Input material:
^^^^^^^^^^^^^^^^
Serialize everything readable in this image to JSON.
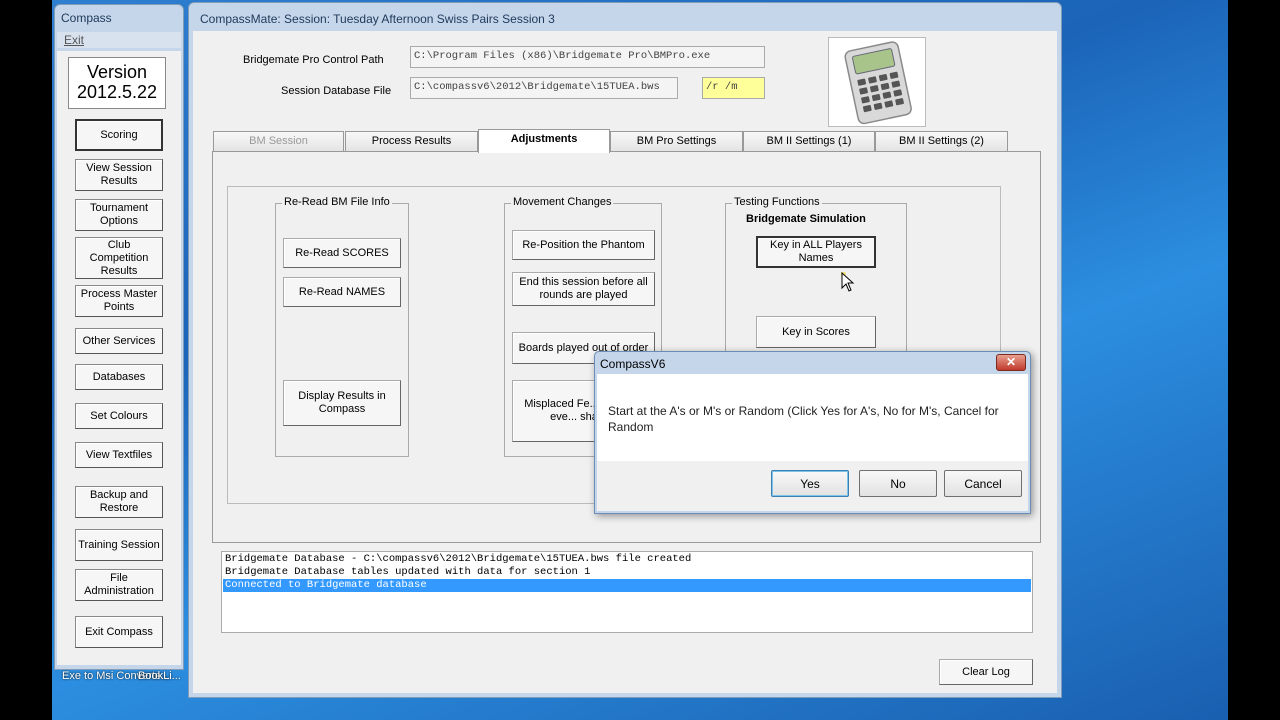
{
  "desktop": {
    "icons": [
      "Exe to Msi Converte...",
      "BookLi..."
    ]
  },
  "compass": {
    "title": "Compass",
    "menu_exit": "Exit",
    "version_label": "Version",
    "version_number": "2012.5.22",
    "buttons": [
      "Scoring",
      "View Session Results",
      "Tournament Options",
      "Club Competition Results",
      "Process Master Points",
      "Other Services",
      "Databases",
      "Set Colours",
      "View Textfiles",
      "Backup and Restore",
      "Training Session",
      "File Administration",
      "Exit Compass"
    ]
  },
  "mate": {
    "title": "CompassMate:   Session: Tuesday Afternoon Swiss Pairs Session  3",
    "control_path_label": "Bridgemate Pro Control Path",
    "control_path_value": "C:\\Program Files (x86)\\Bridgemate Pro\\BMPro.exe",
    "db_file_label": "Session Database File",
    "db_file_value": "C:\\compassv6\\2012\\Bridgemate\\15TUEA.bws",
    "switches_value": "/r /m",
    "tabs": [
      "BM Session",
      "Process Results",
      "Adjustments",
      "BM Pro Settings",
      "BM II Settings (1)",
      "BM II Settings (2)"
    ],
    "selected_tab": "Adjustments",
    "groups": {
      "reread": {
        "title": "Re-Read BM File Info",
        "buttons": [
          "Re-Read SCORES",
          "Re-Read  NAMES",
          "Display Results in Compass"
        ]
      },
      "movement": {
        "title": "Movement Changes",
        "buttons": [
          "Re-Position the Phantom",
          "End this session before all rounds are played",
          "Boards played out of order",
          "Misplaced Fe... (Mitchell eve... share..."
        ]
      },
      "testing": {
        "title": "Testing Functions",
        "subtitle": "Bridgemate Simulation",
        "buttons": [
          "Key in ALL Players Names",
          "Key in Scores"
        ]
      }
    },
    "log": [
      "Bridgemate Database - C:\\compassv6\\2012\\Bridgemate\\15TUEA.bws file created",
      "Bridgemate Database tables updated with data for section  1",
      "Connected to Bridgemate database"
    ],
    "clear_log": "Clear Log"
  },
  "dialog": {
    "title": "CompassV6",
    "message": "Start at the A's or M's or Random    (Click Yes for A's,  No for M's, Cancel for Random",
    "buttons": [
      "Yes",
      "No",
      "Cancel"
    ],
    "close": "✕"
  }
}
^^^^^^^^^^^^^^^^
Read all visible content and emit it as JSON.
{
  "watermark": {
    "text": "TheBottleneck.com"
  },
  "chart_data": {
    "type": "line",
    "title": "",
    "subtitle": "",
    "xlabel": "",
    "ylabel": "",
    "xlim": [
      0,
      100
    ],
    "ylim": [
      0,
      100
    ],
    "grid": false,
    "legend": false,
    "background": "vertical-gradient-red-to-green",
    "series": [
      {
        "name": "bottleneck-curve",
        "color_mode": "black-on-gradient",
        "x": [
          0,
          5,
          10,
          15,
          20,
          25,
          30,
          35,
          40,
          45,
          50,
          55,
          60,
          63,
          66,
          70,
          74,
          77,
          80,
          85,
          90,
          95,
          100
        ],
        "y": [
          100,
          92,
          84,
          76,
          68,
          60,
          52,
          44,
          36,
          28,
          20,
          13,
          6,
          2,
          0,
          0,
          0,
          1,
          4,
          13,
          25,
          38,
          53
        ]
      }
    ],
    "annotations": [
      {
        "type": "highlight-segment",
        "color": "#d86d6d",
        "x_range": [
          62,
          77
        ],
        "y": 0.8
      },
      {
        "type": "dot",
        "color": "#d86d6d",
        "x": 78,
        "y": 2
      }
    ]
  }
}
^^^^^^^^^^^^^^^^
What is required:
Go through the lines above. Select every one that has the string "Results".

Output for this task:
      "View Session Results",
      "Club Competition Results",
      "Process Results",
          "Display Results in Compass"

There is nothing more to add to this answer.